New York Times article TOPICS; Thermostatic Legacy, January 1, 1981, Thursday (NYT); Editorial Desk Late City Final Edition, Section 1, Page 18, Column 1
Regarding the failed Iranian mission to rescue the American hostages
Clymer, Kenton. "Jimmy Carter, Human Rights, and Cambodia." Diplomatic History 2003 27(2): 245—278. Issn: 0145-2096 Fulltext: in Swetswise, Ingenta and Ebsco
Morgan, Iwan. "Jimmy Carter, Bill Clinton, and the New Democratic Economics." Historical Journal 2004 47(4): 1015—1039. Issn: 0018-246x Fulltext: in Swetswise

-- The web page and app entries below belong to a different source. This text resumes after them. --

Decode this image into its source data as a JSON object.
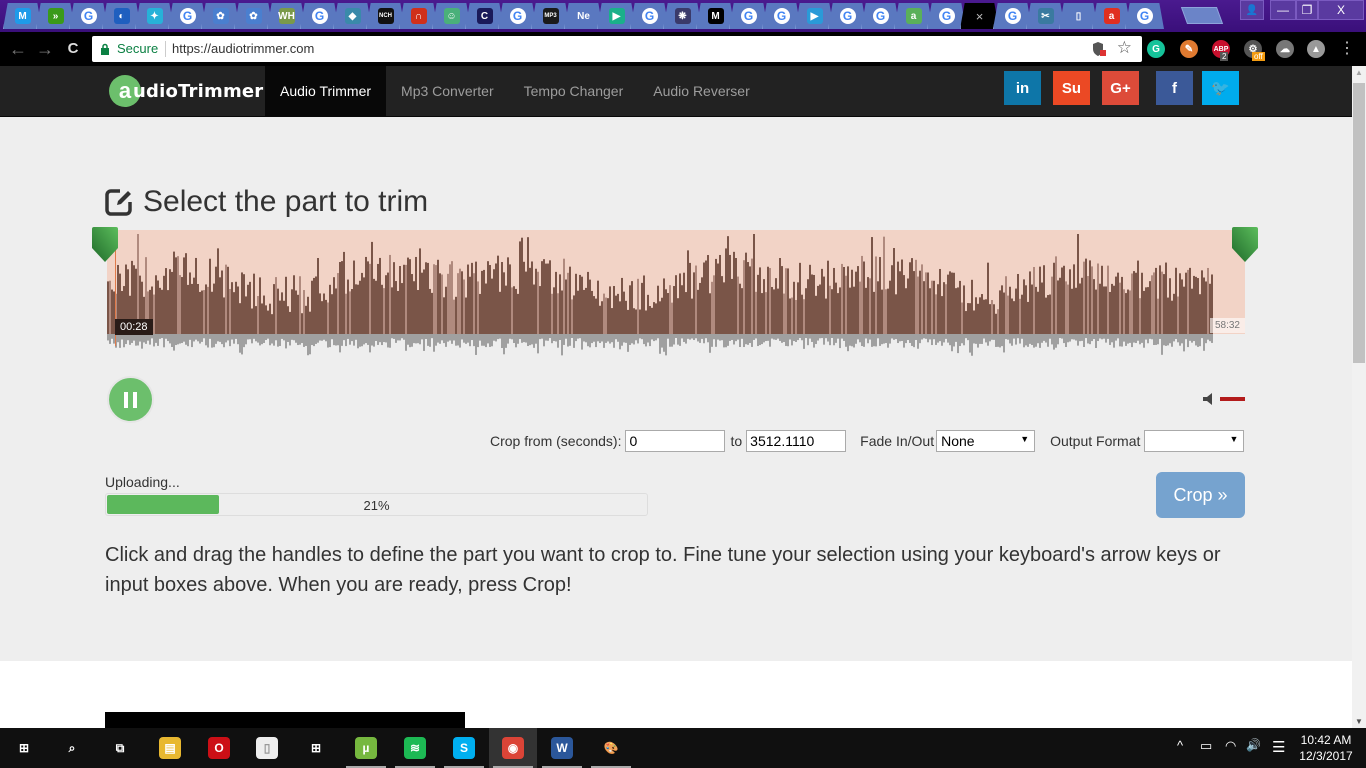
{
  "browser": {
    "tabs": [
      {
        "icon": "m-icon",
        "glyph": "M",
        "color": "#1e9be9"
      },
      {
        "icon": "fast-forward-icon",
        "glyph": "»",
        "color": "#3a9a1a"
      },
      {
        "icon": "google-icon",
        "glyph": "G",
        "color": "g"
      },
      {
        "icon": "blue-swirl-icon",
        "glyph": "◐",
        "color": "#1f5fbf"
      },
      {
        "icon": "runner-icon",
        "glyph": "✦",
        "color": "#27b2d8"
      },
      {
        "icon": "google-icon",
        "glyph": "G",
        "color": "g"
      },
      {
        "icon": "puzzle-icon",
        "glyph": "✿",
        "color": "#4a7fcf"
      },
      {
        "icon": "puzzle-icon",
        "glyph": "✿",
        "color": "#4a7fcf"
      },
      {
        "icon": "wh-icon",
        "glyph": "WH",
        "color": "#7a9a4a"
      },
      {
        "icon": "google-icon",
        "glyph": "G",
        "color": "g"
      },
      {
        "icon": "pen-icon",
        "glyph": "◆",
        "color": "#3a8aaa"
      },
      {
        "icon": "nch-icon",
        "glyph": "NCH",
        "color": "#111111"
      },
      {
        "icon": "headphones-icon",
        "glyph": "∩",
        "color": "#d0301a"
      },
      {
        "icon": "robot-icon",
        "glyph": "☺",
        "color": "#4ab07a"
      },
      {
        "icon": "c-icon",
        "glyph": "C",
        "color": "#1a1a5a"
      },
      {
        "icon": "google-icon",
        "glyph": "G",
        "color": "g"
      },
      {
        "icon": "mp3-icon",
        "glyph": "MP3",
        "color": "#1a1a1a"
      },
      {
        "icon": "ne-icon",
        "glyph": "Ne",
        "color": "transparent"
      },
      {
        "icon": "play-icon",
        "glyph": "▶",
        "color": "#1ab08a"
      },
      {
        "icon": "google-icon",
        "glyph": "G",
        "color": "g"
      },
      {
        "icon": "snowflake-icon",
        "glyph": "❋",
        "color": "#3a3a6a"
      },
      {
        "icon": "medium-icon",
        "glyph": "M",
        "color": "#000000"
      },
      {
        "icon": "google-icon",
        "glyph": "G",
        "color": "g"
      },
      {
        "icon": "google-icon",
        "glyph": "G",
        "color": "g"
      },
      {
        "icon": "play-store-icon",
        "glyph": "▶",
        "color": "#2a9ad8"
      },
      {
        "icon": "google-icon",
        "glyph": "G",
        "color": "g"
      },
      {
        "icon": "google-icon",
        "glyph": "G",
        "color": "g"
      },
      {
        "icon": "green-a-icon",
        "glyph": "a",
        "color": "#5ab05a"
      },
      {
        "icon": "google-icon",
        "glyph": "G",
        "color": "g"
      },
      {
        "icon": "close-icon",
        "glyph": "×",
        "color": "active"
      },
      {
        "icon": "google-icon",
        "glyph": "G",
        "color": "g"
      },
      {
        "icon": "scissors-icon",
        "glyph": "✂",
        "color": "#3a7aa0"
      },
      {
        "icon": "document-icon",
        "glyph": "▯",
        "color": "transparent"
      },
      {
        "icon": "red-a-icon",
        "glyph": "a",
        "color": "#e03020"
      },
      {
        "icon": "google-icon",
        "glyph": "G",
        "color": "g"
      }
    ],
    "window_controls": {
      "user": "👤",
      "minimize": "—",
      "restore": "❐",
      "close": "X"
    },
    "nav": {
      "back": "←",
      "forward": "→",
      "reload": "C"
    },
    "secure_label": "Secure",
    "url": "https://audiotrimmer.com",
    "extensions": [
      {
        "name": "grammarly-icon",
        "glyph": "G",
        "color": "#15c39a"
      },
      {
        "name": "tag-icon",
        "glyph": "✎",
        "color": "#e07a30"
      },
      {
        "name": "adblock-plus-icon",
        "glyph": "ABP",
        "color": "#c8102e",
        "badge": "2"
      },
      {
        "name": "extension-gear-icon",
        "glyph": "⚙",
        "color": "#555555",
        "badge": "off"
      },
      {
        "name": "cloud-download-icon",
        "glyph": "☁",
        "color": "#777777"
      },
      {
        "name": "google-drive-icon",
        "glyph": "▲",
        "color": "#999999"
      }
    ],
    "menu_glyph": "⋮"
  },
  "site": {
    "logo_letter": "a",
    "logo_text": "udioTrimmer",
    "nav": [
      {
        "label": "Audio Trimmer",
        "active": true
      },
      {
        "label": "Mp3 Converter",
        "active": false
      },
      {
        "label": "Tempo Changer",
        "active": false
      },
      {
        "label": "Audio Reverser",
        "active": false
      }
    ],
    "social": [
      {
        "name": "linkedin",
        "glyph": "in",
        "color": "#0e76a8"
      },
      {
        "name": "stumbleupon",
        "glyph": "Su",
        "color": "#eb4924"
      },
      {
        "name": "google-plus",
        "glyph": "G+",
        "color": "#dd4b39"
      },
      {
        "name": "facebook",
        "glyph": "f",
        "color": "#3b5998"
      },
      {
        "name": "twitter",
        "glyph": "🐦",
        "color": "#00aced"
      }
    ]
  },
  "trimmer": {
    "title": "Select the part to trim",
    "current_time": "00:28",
    "end_time": "58:32",
    "crop_from_label": "Crop from (seconds):",
    "crop_from_value": "0",
    "to_label": "to",
    "crop_to_value": "3512.1110",
    "fade_label": "Fade In/Out",
    "fade_value": "None",
    "output_format_label": "Output Format",
    "output_format_value": "",
    "uploading_label": "Uploading...",
    "upload_progress": 21,
    "upload_progress_text": "21%",
    "crop_button": "Crop »",
    "instructions": "Click and drag the handles to define the part you want to crop to. Fine tune your selection using your keyboard's arrow keys or input boxes above. When you are ready, press Crop!",
    "colors": {
      "selection": "#f2d3c6",
      "wave_dark": "#7a5548",
      "wave_light": "#b08a7e",
      "wave_reflection": "#a0a0a0",
      "handle": "#3a9a48",
      "progress": "#5cb85c",
      "volume": "#b31b1b"
    }
  },
  "taskbar": {
    "items": [
      {
        "name": "start-button",
        "glyph": "⊞",
        "color": "transparent"
      },
      {
        "name": "search-icon",
        "glyph": "⌕",
        "color": "transparent"
      },
      {
        "name": "task-view-icon",
        "glyph": "⧉",
        "color": "transparent"
      },
      {
        "name": "file-explorer-icon",
        "glyph": "▤",
        "color": "#e8b830"
      },
      {
        "name": "opera-icon",
        "glyph": "O",
        "color": "#cc0f16"
      },
      {
        "name": "blank-document-icon",
        "glyph": "▯",
        "color": "#eeeeee"
      },
      {
        "name": "store-icon",
        "glyph": "⊞",
        "color": "transparent"
      },
      {
        "name": "utorrent-icon",
        "glyph": "µ",
        "color": "#76b83f"
      },
      {
        "name": "spotify-icon",
        "glyph": "≋",
        "color": "#1db954"
      },
      {
        "name": "skype-icon",
        "glyph": "S",
        "color": "#00aff0"
      },
      {
        "name": "chrome-icon",
        "glyph": "◉",
        "color": "#db4437"
      },
      {
        "name": "word-icon",
        "glyph": "W",
        "color": "#2b579a"
      },
      {
        "name": "paint-icon",
        "glyph": "🎨",
        "color": "transparent"
      }
    ],
    "tray": {
      "chevron": "^",
      "battery": "▭",
      "wifi": "◠",
      "volume": "🔊",
      "notifications": "☰",
      "time": "10:42 AM",
      "date": "12/3/2017"
    }
  }
}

Schmitz, David F. and Walker, Vanessa. "Jimmy Carter and the Foreign Policy of Human Rights: the Development of a Post-cold War Foreign Policy." Diplomatic History 2004 28(1): 113—143. Issn: 0145-2096 Fulltext: in Swetswise, Ingenta and Ebsco
Biography, via whitehouse.gov
Biography, via Britannica.com — Jimmy Carter
Biography via ourgeorgiahistory.com
Navy Years, via submarinehistory.com
Interview about the SALT II negotiations for the WGBH series
War and Peace in the Nuclear Age
Inaugural Address of Jimmy Carter via re-quest.net
Encyclopaedia Britannica, Jimmy Carter
State of the Union Addresses: 1978, 1979, 1980, 1981 (written message) at UCSB's American Presidency Project
Audio recordings of Carter's speeches, via Michigan State University
Nobel lecture, Oslo, Norway (December 10, 2002)
Nobel Prize for Carter
About the malaise speech, via PBS
The malaise speech text, via PBS
The 1980 October Surprise
"The US President was here" about Carterpuri, a village in Haryana, India named after President Carter
Instruments of Statecraft: US Guerrilla Warfare, Counterinsurgency, and Counterterrorism, 1940—1990 Chap. 3 The Carter Years
Korea Society Podcast: A Moment of Crisis: Jimmy Carter's 1994 Mission to Pyongyang
Jimmy Carter's thoughts on Earth Day 2006
Jimmy Carter's op/ed commentaries for Project Syndicate
Interview with Jimmy Carter (August 2006)
Interview with Jimmy Carter on Current Campaign (April 2007)
Interview with Jimmy Carter (April 2007) on Speaking of Faith with Krista Tippett
Jimmy Carter on The Hour with George Stroumboulopoulos